What you will do: Return all entries below exactly. Skip nothing.

=====

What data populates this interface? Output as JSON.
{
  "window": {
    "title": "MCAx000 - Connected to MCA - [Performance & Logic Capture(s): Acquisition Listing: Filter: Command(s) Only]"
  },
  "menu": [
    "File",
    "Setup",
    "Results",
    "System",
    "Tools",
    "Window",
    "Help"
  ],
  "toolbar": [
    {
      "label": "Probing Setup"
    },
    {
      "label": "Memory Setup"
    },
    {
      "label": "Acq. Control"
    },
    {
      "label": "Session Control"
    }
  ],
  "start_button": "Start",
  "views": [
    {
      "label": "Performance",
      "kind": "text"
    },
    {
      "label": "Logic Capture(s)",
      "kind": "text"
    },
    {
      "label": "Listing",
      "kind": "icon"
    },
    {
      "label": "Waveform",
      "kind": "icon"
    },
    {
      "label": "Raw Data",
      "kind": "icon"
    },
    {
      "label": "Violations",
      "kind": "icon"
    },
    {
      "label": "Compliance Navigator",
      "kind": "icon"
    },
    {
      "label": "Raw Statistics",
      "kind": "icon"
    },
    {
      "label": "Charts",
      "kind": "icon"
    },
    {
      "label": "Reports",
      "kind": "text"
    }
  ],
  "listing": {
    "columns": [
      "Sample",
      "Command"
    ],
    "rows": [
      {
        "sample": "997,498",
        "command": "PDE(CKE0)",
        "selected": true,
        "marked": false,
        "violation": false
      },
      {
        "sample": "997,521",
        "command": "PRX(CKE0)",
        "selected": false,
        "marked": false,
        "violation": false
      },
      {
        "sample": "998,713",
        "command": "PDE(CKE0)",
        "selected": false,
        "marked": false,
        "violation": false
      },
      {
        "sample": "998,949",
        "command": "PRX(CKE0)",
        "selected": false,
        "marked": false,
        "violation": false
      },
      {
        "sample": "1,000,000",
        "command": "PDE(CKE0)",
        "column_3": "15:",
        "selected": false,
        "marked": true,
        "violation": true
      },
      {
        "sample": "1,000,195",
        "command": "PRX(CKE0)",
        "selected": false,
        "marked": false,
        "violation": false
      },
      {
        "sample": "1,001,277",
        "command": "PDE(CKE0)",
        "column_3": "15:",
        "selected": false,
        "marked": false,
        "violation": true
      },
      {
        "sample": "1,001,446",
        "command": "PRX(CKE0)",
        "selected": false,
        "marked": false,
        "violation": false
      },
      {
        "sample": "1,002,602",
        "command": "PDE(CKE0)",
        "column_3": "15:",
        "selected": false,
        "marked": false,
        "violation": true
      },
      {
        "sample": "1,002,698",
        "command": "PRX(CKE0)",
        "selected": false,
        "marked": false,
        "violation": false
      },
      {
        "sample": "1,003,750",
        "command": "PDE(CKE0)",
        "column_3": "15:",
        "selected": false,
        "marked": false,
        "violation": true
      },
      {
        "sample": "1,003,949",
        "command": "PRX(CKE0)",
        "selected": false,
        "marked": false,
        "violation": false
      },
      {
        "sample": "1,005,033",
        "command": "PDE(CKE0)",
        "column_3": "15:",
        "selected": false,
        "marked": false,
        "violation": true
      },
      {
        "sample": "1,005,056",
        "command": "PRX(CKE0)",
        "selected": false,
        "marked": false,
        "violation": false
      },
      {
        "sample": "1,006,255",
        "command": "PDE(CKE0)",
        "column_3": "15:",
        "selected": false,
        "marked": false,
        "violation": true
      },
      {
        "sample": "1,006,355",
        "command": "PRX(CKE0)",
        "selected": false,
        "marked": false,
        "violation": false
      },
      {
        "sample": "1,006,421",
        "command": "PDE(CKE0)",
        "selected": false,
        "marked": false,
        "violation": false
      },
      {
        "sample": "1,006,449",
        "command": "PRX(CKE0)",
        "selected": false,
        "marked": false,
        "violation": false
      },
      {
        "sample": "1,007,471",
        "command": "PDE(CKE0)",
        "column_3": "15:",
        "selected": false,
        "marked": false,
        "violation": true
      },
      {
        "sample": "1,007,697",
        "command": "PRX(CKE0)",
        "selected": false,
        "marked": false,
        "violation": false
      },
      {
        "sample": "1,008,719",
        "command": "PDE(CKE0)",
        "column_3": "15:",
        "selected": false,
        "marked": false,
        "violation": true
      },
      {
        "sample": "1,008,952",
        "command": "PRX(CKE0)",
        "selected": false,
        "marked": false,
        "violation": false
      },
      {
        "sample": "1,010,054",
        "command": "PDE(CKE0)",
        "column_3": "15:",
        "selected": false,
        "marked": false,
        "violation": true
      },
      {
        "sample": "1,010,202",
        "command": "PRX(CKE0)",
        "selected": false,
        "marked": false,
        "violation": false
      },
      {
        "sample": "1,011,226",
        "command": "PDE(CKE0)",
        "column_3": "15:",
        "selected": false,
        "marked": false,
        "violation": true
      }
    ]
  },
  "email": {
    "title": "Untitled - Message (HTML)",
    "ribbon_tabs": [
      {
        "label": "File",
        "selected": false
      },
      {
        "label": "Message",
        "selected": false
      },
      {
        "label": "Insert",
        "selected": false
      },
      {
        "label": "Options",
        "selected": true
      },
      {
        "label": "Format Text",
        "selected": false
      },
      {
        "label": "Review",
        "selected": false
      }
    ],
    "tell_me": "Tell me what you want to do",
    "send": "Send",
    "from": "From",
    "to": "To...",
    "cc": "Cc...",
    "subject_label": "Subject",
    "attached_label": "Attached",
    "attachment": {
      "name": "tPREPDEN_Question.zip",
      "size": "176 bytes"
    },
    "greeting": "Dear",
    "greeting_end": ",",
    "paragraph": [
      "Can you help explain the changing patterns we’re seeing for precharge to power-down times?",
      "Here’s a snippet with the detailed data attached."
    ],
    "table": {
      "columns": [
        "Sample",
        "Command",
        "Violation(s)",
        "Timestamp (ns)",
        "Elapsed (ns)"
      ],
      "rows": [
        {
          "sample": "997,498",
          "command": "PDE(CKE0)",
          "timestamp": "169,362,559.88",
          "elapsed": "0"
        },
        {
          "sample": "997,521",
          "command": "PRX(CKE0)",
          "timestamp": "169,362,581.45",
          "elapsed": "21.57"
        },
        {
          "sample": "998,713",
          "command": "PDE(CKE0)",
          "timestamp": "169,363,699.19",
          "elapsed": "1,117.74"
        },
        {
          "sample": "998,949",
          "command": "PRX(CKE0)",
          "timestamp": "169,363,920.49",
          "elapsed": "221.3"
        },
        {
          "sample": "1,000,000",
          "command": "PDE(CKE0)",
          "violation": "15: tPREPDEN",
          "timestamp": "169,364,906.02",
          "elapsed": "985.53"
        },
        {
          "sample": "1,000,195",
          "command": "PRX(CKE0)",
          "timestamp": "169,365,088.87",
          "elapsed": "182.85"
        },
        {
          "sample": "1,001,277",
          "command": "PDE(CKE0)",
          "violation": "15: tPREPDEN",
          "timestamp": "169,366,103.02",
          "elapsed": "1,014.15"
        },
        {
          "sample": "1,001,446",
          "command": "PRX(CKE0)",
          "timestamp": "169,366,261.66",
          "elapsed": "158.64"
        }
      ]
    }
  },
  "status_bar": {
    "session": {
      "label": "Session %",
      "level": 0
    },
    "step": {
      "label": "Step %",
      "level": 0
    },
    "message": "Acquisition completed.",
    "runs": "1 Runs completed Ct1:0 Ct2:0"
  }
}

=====

Answer space:
What data populates this interface? Output as JSON.
{
  "window": {
    "title": "MCAx000 - Connected to MCA - [Performance & Logic Capture(s): Acquisition Listing: Filter: Command(s) Only]"
  },
  "menu": [
    "File",
    "Setup",
    "Results",
    "System",
    "Tools",
    "Window",
    "Help"
  ],
  "toolbar": [
    {
      "label": "Probing Setup"
    },
    {
      "label": "Memory Setup"
    },
    {
      "label": "Acq. Control"
    },
    {
      "label": "Session Control"
    }
  ],
  "start_button": "Start",
  "views": [
    {
      "label": "Performance",
      "kind": "text"
    },
    {
      "label": "Logic Capture(s)",
      "kind": "text"
    },
    {
      "label": "Listing",
      "kind": "icon"
    },
    {
      "label": "Waveform",
      "kind": "icon"
    },
    {
      "label": "Raw Data",
      "kind": "icon"
    },
    {
      "label": "Violations",
      "kind": "icon"
    },
    {
      "label": "Compliance Navigator",
      "kind": "icon"
    },
    {
      "label": "Raw Statistics",
      "kind": "icon"
    },
    {
      "label": "Charts",
      "kind": "icon"
    },
    {
      "label": "Reports",
      "kind": "text"
    }
  ],
  "listing": {
    "columns": [
      "Sample",
      "Command"
    ],
    "rows": [
      {
        "sample": "997,498",
        "command": "PDE(CKE0)",
        "selected": true,
        "marked": false,
        "violation": false
      },
      {
        "sample": "997,521",
        "command": "PRX(CKE0)",
        "selected": false,
        "marked": false,
        "violation": false
      },
      {
        "sample": "998,713",
        "command": "PDE(CKE0)",
        "selected": false,
        "marked": false,
        "violation": false
      },
      {
        "sample": "998,949",
        "command": "PRX(CKE0)",
        "selected": false,
        "marked": false,
        "violation": false
      },
      {
        "sample": "1,000,000",
        "command": "PDE(CKE0)",
        "column_3": "15:",
        "selected": false,
        "marked": true,
        "violation": true
      },
      {
        "sample": "1,000,195",
        "command": "PRX(CKE0)",
        "selected": false,
        "marked": false,
        "violation": false
      },
      {
        "sample": "1,001,277",
        "command": "PDE(CKE0)",
        "column_3": "15:",
        "selected": false,
        "marked": false,
        "violation": true
      },
      {
        "sample": "1,001,446",
        "command": "PRX(CKE0)",
        "selected": false,
        "marked": false,
        "violation": false
      },
      {
        "sample": "1,002,602",
        "command": "PDE(CKE0)",
        "column_3": "15:",
        "selected": false,
        "marked": false,
        "violation": true
      },
      {
        "sample": "1,002,698",
        "command": "PRX(CKE0)",
        "selected": false,
        "marked": false,
        "violation": false
      },
      {
        "sample": "1,003,750",
        "command": "PDE(CKE0)",
        "column_3": "15:",
        "selected": false,
        "marked": false,
        "violation": true
      },
      {
        "sample": "1,003,949",
        "command": "PRX(CKE0)",
        "selected": false,
        "marked": false,
        "violation": false
      },
      {
        "sample": "1,005,033",
        "command": "PDE(CKE0)",
        "column_3": "15:",
        "selected": false,
        "marked": false,
        "violation": true
      },
      {
        "sample": "1,005,056",
        "command": "PRX(CKE0)",
        "selected": false,
        "marked": false,
        "violation": false
      },
      {
        "sample": "1,006,255",
        "command": "PDE(CKE0)",
        "column_3": "15:",
        "selected": false,
        "marked": false,
        "violation": true
      },
      {
        "sample": "1,006,355",
        "command": "PRX(CKE0)",
        "selected": false,
        "marked": false,
        "violation": false
      },
      {
        "sample": "1,006,421",
        "command": "PDE(CKE0)",
        "selected": false,
        "marked": false,
        "violation": false
      },
      {
        "sample": "1,006,449",
        "command": "PRX(CKE0)",
        "selected": false,
        "marked": false,
        "violation": false
      },
      {
        "sample": "1,007,471",
        "command": "PDE(CKE0)",
        "column_3": "15:",
        "selected": false,
        "marked": false,
        "violation": true
      },
      {
        "sample": "1,007,697",
        "command": "PRX(CKE0)",
        "selected": false,
        "marked": false,
        "violation": false
      },
      {
        "sample": "1,008,719",
        "command": "PDE(CKE0)",
        "column_3": "15:",
        "selected": false,
        "marked": false,
        "violation": true
      },
      {
        "sample": "1,008,952",
        "command": "PRX(CKE0)",
        "selected": false,
        "marked": false,
        "violation": false
      },
      {
        "sample": "1,010,054",
        "command": "PDE(CKE0)",
        "column_3": "15:",
        "selected": false,
        "marked": false,
        "violation": true
      },
      {
        "sample": "1,010,202",
        "command": "PRX(CKE0)",
        "selected": false,
        "marked": false,
        "violation": false
      },
      {
        "sample": "1,011,226",
        "command": "PDE(CKE0)",
        "column_3": "15:",
        "selected": false,
        "marked": false,
        "violation": true
      }
    ]
  },
  "email": {
    "title": "Untitled - Message (HTML)",
    "ribbon_tabs": [
      {
        "label": "File",
        "selected": false
      },
      {
        "label": "Message",
        "selected": false
      },
      {
        "label": "Insert",
        "selected": false
      },
      {
        "label": "Options",
        "selected": true
      },
      {
        "label": "Format Text",
        "selected": false
      },
      {
        "label": "Review",
        "selected": false
      }
    ],
    "tell_me": "Tell me what you want to do",
    "send": "Send",
    "from": "From",
    "to": "To...",
    "cc": "Cc...",
    "subject_label": "Subject",
    "attached_label": "Attached",
    "attachment": {
      "name": "tPREPDEN_Question.zip",
      "size": "176 bytes"
    },
    "greeting": "Dear",
    "greeting_end": ",",
    "paragraph": [
      "Can you help explain the changing patterns we’re seeing for precharge to power-down times?",
      "Here’s a snippet with the detailed data attached."
    ],
    "table": {
      "columns": [
        "Sample",
        "Command",
        "Violation(s)",
        "Timestamp (ns)",
        "Elapsed (ns)"
      ],
      "rows": [
        {
          "sample": "997,498",
          "command": "PDE(CKE0)",
          "timestamp": "169,362,559.88",
          "elapsed": "0"
        },
        {
          "sample": "997,521",
          "command": "PRX(CKE0)",
          "timestamp": "169,362,581.45",
          "elapsed": "21.57"
        },
        {
          "sample": "998,713",
          "command": "PDE(CKE0)",
          "timestamp": "169,363,699.19",
          "elapsed": "1,117.74"
        },
        {
          "sample": "998,949",
          "command": "PRX(CKE0)",
          "timestamp": "169,363,920.49",
          "elapsed": "221.3"
        },
        {
          "sample": "1,000,000",
          "command": "PDE(CKE0)",
          "violation": "15: tPREPDEN",
          "timestamp": "169,364,906.02",
          "elapsed": "985.53"
        },
        {
          "sample": "1,000,195",
          "command": "PRX(CKE0)",
          "timestamp": "169,365,088.87",
          "elapsed": "182.85"
        },
        {
          "sample": "1,001,277",
          "command": "PDE(CKE0)",
          "violation": "15: tPREPDEN",
          "timestamp": "169,366,103.02",
          "elapsed": "1,014.15"
        },
        {
          "sample": "1,001,446",
          "command": "PRX(CKE0)",
          "timestamp": "169,366,261.66",
          "elapsed": "158.64"
        }
      ]
    }
  },
  "status_bar": {
    "session": {
      "label": "Session %",
      "level": 0
    },
    "step": {
      "label": "Step %",
      "level": 0
    },
    "message": "Acquisition completed.",
    "runs": "1 Runs completed Ct1:0 Ct2:0"
  }
}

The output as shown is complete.